--- ASSIGNED TASK ---
Each line that contains "name" needs to be copied from the listing.

━━━━━━

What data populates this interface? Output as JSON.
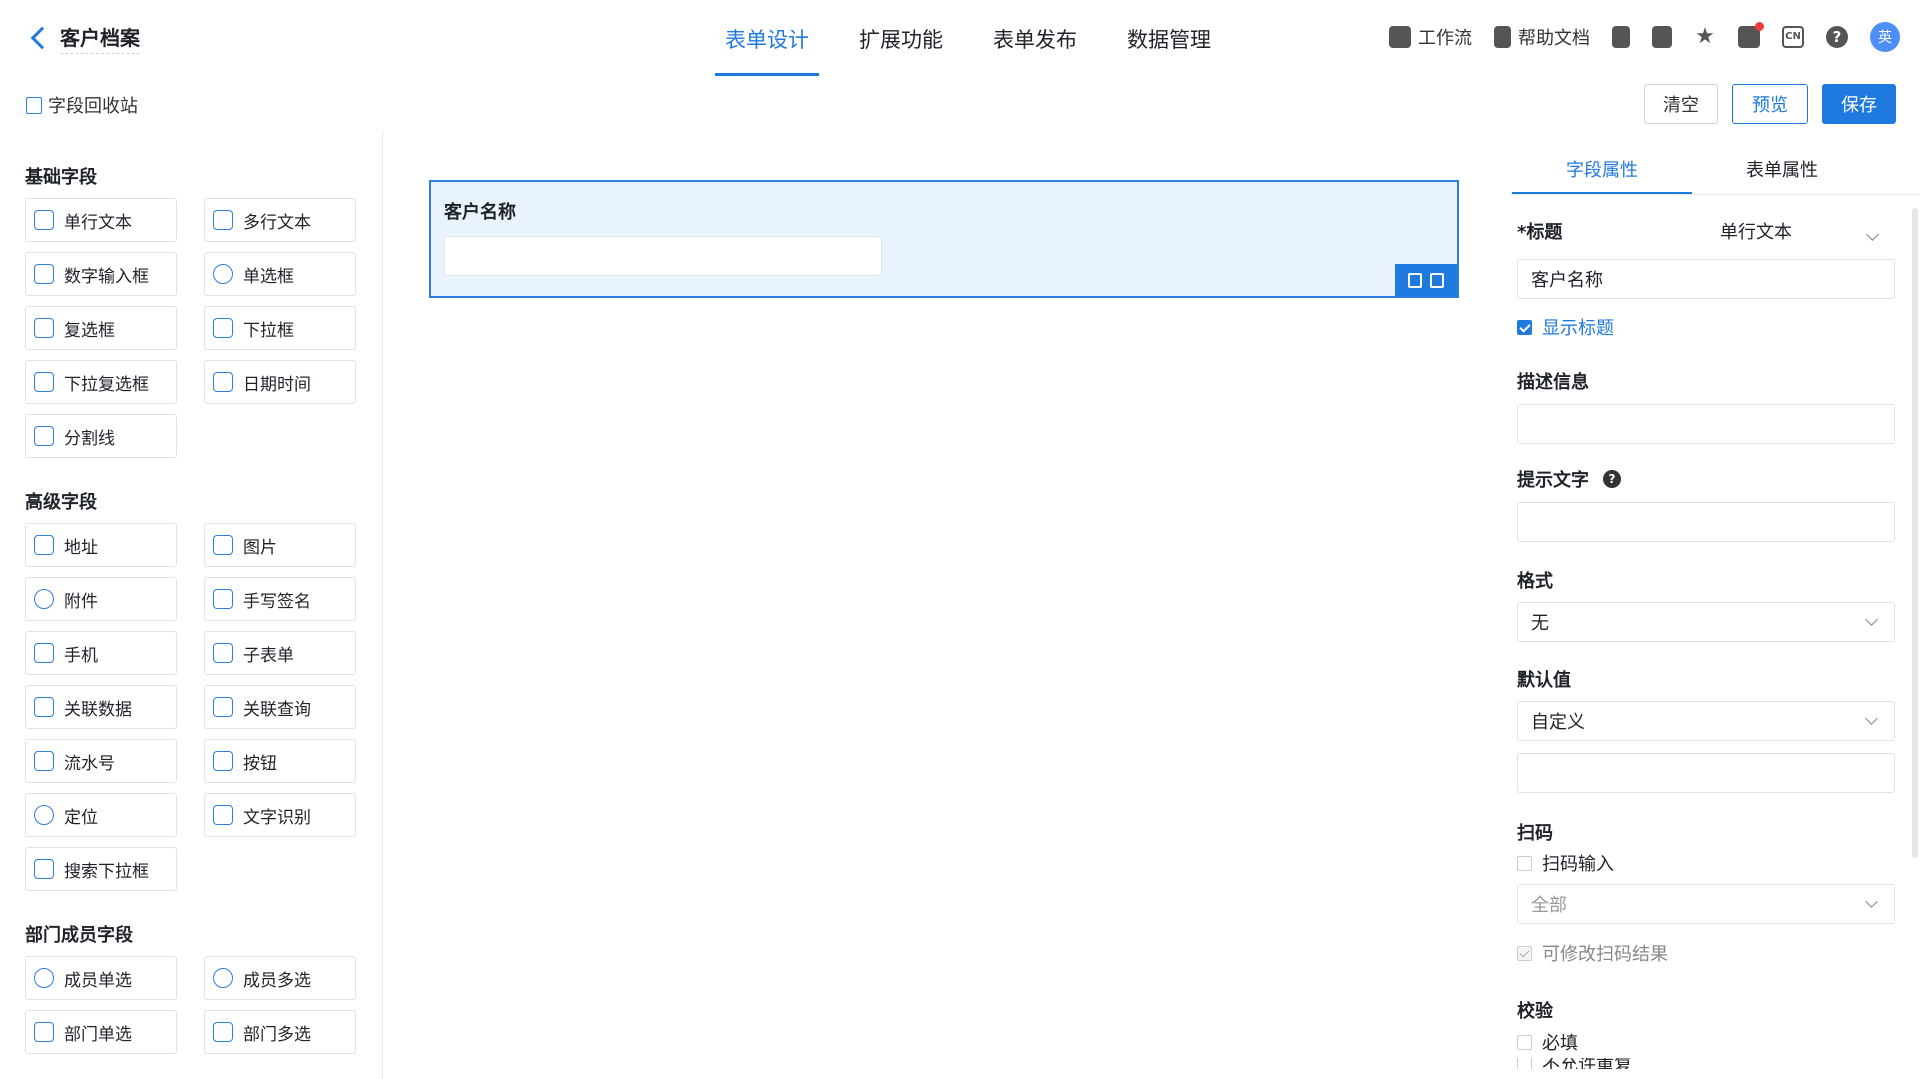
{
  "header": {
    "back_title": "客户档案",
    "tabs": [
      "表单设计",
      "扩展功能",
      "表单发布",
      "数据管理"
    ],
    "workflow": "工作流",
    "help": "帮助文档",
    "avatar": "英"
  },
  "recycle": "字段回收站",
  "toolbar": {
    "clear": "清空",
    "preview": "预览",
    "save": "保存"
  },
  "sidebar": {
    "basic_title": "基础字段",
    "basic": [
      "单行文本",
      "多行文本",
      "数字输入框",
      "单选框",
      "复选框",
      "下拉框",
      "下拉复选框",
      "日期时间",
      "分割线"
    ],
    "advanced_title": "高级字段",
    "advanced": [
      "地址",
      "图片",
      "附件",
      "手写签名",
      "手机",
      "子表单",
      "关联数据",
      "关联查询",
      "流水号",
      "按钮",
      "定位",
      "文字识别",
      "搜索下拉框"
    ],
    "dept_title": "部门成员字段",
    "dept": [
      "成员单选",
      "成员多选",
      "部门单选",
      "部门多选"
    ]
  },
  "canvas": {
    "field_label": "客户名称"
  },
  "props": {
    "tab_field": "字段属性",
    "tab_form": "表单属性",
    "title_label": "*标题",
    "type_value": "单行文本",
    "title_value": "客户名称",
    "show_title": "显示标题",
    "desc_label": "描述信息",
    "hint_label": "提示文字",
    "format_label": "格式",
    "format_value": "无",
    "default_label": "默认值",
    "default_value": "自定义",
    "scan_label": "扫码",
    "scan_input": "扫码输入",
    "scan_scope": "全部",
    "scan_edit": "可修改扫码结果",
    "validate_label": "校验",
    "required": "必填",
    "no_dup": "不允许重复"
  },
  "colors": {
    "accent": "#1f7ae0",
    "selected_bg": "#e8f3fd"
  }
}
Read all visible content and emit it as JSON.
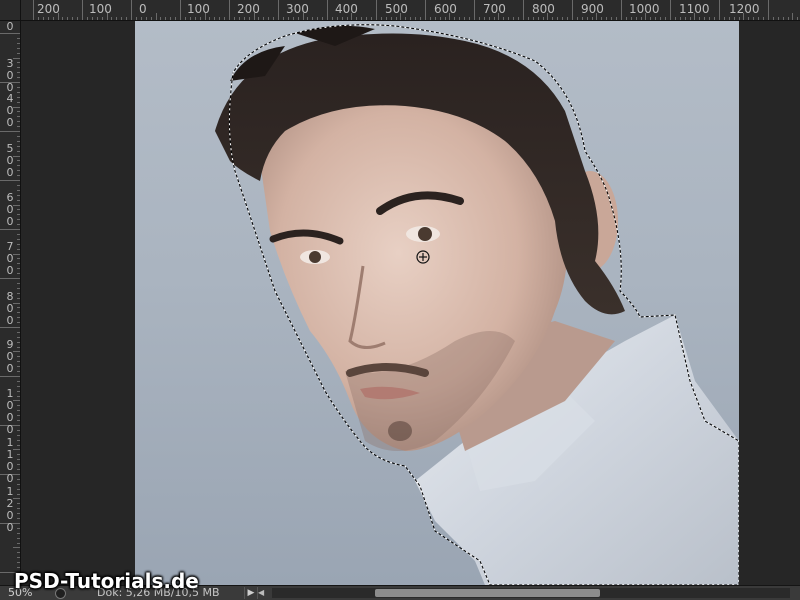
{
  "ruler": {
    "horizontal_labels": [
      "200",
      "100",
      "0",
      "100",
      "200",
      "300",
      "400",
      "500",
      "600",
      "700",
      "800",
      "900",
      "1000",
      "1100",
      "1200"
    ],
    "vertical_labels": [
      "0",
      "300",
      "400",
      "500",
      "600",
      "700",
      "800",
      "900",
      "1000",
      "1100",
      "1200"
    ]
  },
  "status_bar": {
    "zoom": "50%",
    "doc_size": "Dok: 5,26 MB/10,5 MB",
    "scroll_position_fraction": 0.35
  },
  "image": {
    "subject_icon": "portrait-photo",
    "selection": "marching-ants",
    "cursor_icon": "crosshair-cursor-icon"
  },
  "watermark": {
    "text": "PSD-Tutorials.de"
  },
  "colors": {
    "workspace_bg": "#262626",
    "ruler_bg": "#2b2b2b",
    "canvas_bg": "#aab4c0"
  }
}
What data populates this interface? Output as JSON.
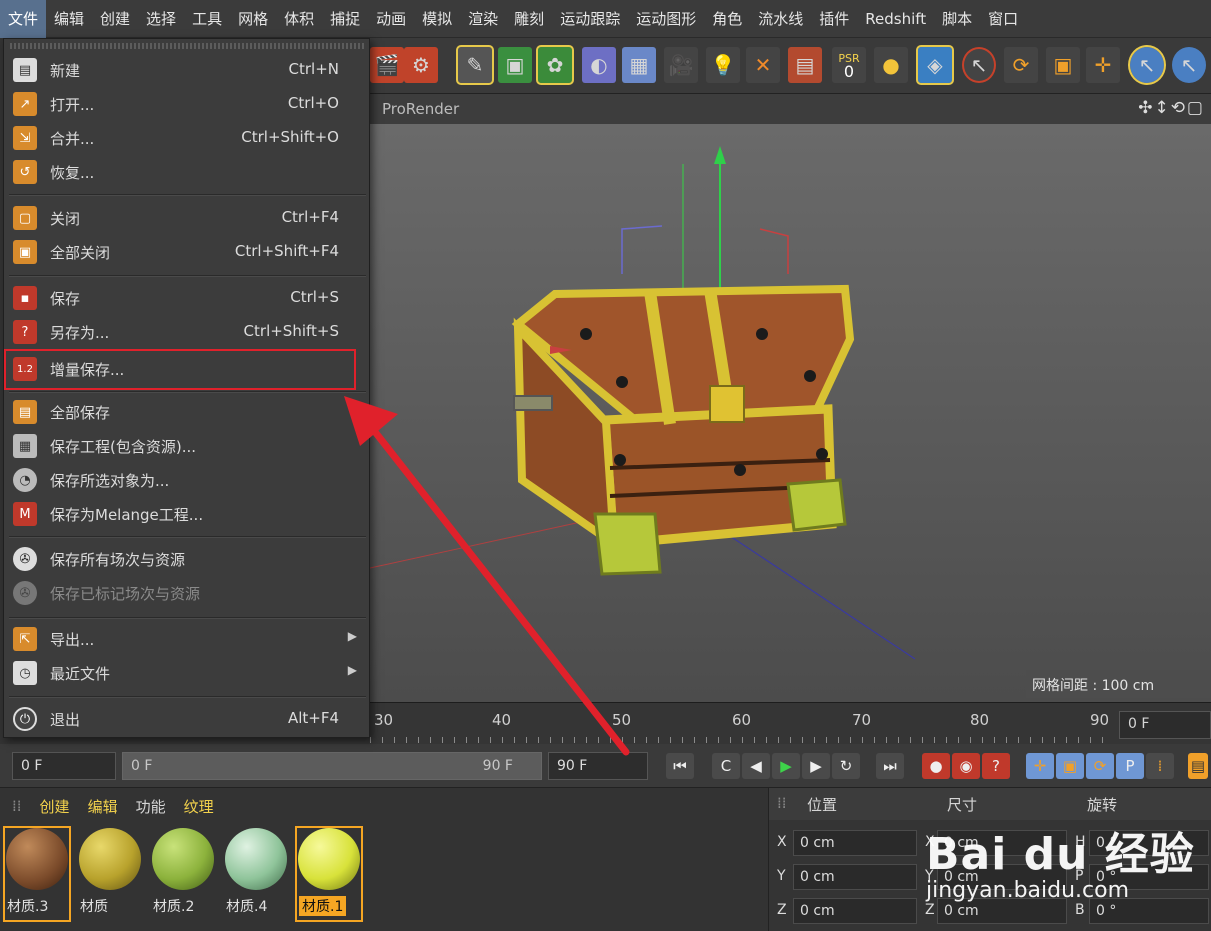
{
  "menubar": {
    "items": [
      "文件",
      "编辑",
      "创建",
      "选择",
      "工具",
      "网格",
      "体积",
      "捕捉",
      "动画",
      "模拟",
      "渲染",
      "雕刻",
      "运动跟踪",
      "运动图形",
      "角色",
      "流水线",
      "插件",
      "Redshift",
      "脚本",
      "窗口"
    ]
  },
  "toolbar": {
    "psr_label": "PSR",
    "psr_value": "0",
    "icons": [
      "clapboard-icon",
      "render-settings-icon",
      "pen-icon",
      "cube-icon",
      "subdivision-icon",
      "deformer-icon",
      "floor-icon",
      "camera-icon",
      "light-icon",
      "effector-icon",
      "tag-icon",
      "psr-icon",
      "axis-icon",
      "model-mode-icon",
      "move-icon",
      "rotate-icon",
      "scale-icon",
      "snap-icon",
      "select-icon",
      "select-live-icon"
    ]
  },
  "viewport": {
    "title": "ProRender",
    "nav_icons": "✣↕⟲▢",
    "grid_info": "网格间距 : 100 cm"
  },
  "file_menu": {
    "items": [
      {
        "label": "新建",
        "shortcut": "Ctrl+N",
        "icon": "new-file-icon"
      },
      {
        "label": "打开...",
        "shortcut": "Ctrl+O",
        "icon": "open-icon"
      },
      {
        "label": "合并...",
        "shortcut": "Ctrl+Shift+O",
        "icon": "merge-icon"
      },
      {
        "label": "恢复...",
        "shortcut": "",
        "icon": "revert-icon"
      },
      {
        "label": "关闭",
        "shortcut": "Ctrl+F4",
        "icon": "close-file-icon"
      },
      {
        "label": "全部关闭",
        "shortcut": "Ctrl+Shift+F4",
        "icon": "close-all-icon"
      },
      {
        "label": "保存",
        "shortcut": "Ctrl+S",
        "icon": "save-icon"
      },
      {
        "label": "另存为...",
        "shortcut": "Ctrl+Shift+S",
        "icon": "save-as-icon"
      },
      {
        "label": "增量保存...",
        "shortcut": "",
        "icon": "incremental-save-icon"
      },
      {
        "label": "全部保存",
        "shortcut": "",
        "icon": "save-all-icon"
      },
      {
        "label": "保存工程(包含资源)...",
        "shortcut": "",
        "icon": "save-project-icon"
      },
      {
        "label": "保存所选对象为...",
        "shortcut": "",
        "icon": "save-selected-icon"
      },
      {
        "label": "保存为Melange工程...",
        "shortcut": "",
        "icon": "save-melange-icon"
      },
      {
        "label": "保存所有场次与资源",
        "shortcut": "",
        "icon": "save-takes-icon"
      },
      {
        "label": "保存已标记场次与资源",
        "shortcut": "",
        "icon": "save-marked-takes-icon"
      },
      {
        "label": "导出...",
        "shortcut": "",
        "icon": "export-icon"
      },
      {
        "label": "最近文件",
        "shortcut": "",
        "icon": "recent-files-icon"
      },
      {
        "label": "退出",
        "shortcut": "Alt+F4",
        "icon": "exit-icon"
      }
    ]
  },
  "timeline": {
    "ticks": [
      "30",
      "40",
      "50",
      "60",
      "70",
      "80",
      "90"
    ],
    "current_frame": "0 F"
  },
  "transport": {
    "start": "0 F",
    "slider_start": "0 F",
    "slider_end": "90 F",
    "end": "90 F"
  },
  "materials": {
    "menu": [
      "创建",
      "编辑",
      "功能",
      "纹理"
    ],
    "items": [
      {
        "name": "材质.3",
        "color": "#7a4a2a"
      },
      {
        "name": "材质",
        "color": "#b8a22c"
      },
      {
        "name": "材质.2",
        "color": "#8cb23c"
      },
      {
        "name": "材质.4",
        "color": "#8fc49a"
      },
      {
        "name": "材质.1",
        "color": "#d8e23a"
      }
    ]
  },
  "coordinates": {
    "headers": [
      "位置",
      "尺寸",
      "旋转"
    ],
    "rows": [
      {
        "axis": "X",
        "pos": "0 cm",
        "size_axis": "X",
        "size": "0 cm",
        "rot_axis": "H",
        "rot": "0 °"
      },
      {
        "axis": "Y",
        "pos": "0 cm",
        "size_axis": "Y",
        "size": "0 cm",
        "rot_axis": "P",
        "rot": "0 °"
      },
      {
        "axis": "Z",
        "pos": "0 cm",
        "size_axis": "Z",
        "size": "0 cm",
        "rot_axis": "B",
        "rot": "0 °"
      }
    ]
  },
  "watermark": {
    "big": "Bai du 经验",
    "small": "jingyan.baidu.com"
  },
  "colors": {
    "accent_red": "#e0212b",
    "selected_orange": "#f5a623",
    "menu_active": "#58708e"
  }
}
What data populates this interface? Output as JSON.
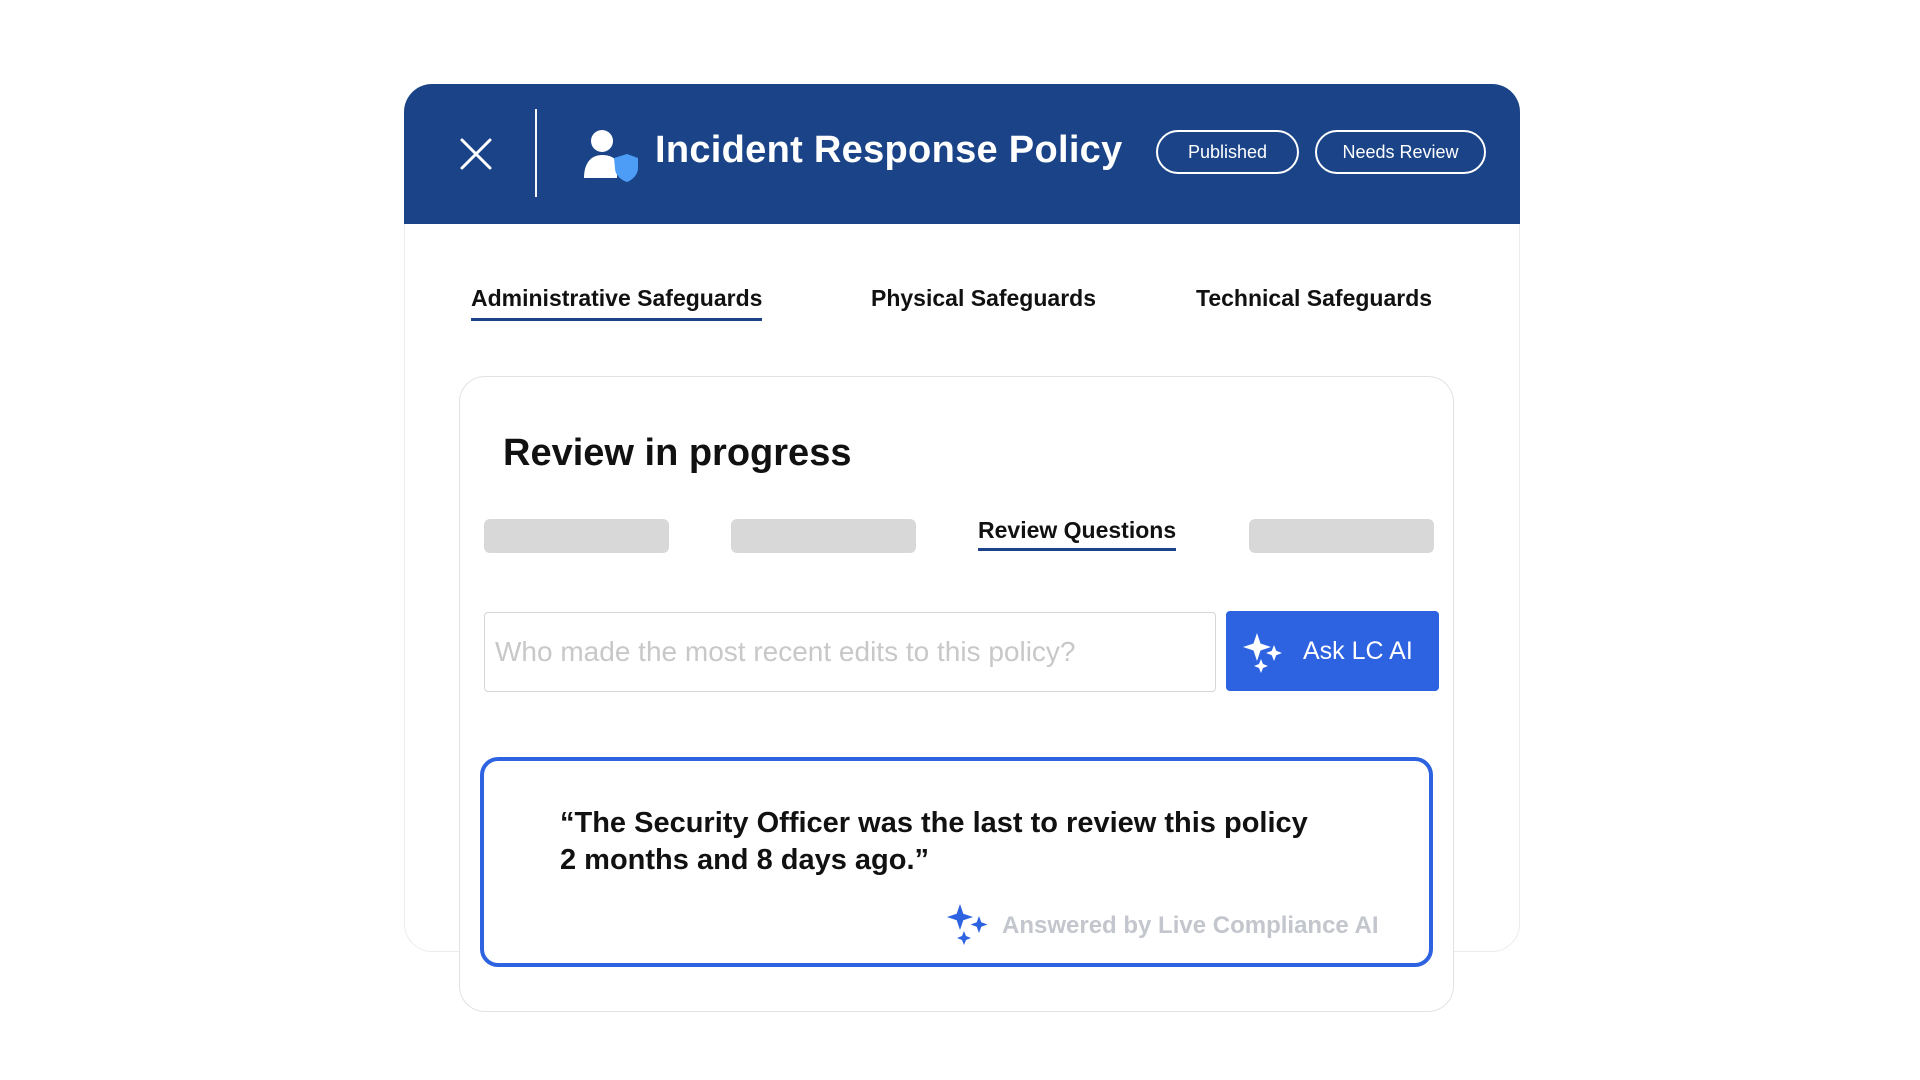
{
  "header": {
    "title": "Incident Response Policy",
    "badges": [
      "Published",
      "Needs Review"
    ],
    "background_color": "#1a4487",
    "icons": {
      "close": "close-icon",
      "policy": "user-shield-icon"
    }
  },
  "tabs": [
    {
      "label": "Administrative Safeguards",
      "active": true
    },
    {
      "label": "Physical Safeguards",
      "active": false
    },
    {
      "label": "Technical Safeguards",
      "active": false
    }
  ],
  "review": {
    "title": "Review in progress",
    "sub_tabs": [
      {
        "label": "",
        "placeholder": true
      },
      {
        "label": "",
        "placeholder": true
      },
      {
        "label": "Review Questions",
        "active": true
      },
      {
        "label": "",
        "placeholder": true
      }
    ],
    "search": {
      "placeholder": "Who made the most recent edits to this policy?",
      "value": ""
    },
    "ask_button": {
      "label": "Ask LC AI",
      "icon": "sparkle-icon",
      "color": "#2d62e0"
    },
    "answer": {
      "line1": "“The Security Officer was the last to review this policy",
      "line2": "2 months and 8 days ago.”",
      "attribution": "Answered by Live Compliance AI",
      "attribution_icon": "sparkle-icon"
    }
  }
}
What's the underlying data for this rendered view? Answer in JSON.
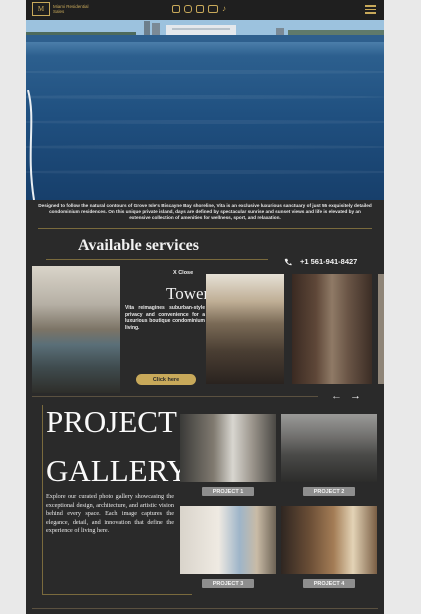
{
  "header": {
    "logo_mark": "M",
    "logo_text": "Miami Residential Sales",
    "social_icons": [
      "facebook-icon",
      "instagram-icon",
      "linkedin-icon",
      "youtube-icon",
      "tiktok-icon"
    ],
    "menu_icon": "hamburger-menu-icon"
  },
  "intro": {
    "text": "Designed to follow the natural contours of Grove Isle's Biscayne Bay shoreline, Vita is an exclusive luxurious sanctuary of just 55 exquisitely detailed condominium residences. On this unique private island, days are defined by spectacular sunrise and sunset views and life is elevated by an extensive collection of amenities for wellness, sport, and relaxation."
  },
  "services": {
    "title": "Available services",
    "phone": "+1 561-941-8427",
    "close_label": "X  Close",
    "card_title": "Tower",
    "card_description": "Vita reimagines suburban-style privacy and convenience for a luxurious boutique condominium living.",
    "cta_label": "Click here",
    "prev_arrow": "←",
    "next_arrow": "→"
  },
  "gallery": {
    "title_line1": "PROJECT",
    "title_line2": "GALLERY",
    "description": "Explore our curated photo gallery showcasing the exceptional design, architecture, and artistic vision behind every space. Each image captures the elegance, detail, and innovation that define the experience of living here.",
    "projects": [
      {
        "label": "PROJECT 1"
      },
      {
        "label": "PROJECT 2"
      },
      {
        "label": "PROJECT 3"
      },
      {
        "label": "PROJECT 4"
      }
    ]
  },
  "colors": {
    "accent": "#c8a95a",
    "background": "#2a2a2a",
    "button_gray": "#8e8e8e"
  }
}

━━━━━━

--- RESPONSE ---
        "name": "材质.3",
        "name": "材质",
        "name": "材质.2",
        "name": "材质.4",
        "name": "材质.1",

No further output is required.